About this exercise:
Restate each entry word for word. Keep every detail intact.

Element data from apps and pages

BEGIN

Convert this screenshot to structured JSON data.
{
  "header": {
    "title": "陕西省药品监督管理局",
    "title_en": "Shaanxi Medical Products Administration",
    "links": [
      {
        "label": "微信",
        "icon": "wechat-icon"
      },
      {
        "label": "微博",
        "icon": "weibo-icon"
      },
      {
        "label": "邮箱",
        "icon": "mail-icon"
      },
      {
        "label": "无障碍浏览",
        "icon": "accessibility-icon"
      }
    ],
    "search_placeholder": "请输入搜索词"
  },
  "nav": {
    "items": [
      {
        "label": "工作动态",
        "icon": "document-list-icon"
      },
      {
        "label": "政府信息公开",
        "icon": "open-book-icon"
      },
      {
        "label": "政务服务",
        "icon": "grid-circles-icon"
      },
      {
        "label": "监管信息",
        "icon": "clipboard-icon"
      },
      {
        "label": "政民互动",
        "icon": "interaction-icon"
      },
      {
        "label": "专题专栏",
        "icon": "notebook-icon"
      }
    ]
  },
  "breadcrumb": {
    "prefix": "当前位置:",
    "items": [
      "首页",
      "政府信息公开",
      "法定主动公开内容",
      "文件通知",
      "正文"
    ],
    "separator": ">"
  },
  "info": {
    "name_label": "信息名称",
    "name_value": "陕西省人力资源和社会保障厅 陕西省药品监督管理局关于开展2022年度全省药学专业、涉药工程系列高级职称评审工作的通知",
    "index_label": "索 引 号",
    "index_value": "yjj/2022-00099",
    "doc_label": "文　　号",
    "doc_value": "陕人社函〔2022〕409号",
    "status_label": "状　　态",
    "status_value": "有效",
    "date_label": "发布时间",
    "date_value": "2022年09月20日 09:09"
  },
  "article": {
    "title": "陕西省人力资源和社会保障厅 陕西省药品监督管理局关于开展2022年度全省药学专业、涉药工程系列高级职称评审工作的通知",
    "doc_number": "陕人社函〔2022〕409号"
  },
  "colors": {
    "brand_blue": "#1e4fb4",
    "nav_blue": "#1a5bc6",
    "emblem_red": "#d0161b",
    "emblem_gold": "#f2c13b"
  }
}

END

Your solution:
Convert this screenshot to structured JSON data.
{
  "header": {
    "title": "陕西省药品监督管理局",
    "title_en": "Shaanxi Medical Products Administration",
    "links": [
      {
        "label": "微信",
        "icon": "wechat-icon"
      },
      {
        "label": "微博",
        "icon": "weibo-icon"
      },
      {
        "label": "邮箱",
        "icon": "mail-icon"
      },
      {
        "label": "无障碍浏览",
        "icon": "accessibility-icon"
      }
    ],
    "search_placeholder": "请输入搜索词"
  },
  "nav": {
    "items": [
      {
        "label": "工作动态",
        "icon": "document-list-icon"
      },
      {
        "label": "政府信息公开",
        "icon": "open-book-icon"
      },
      {
        "label": "政务服务",
        "icon": "grid-circles-icon"
      },
      {
        "label": "监管信息",
        "icon": "clipboard-icon"
      },
      {
        "label": "政民互动",
        "icon": "interaction-icon"
      },
      {
        "label": "专题专栏",
        "icon": "notebook-icon"
      }
    ]
  },
  "breadcrumb": {
    "prefix": "当前位置:",
    "items": [
      "首页",
      "政府信息公开",
      "法定主动公开内容",
      "文件通知",
      "正文"
    ],
    "separator": ">"
  },
  "info": {
    "name_label": "信息名称",
    "name_value": "陕西省人力资源和社会保障厅 陕西省药品监督管理局关于开展2022年度全省药学专业、涉药工程系列高级职称评审工作的通知",
    "index_label": "索 引 号",
    "index_value": "yjj/2022-00099",
    "doc_label": "文　　号",
    "doc_value": "陕人社函〔2022〕409号",
    "status_label": "状　　态",
    "status_value": "有效",
    "date_label": "发布时间",
    "date_value": "2022年09月20日 09:09"
  },
  "article": {
    "title": "陕西省人力资源和社会保障厅 陕西省药品监督管理局关于开展2022年度全省药学专业、涉药工程系列高级职称评审工作的通知",
    "doc_number": "陕人社函〔2022〕409号"
  },
  "colors": {
    "brand_blue": "#1e4fb4",
    "nav_blue": "#1a5bc6",
    "emblem_red": "#d0161b",
    "emblem_gold": "#f2c13b"
  }
}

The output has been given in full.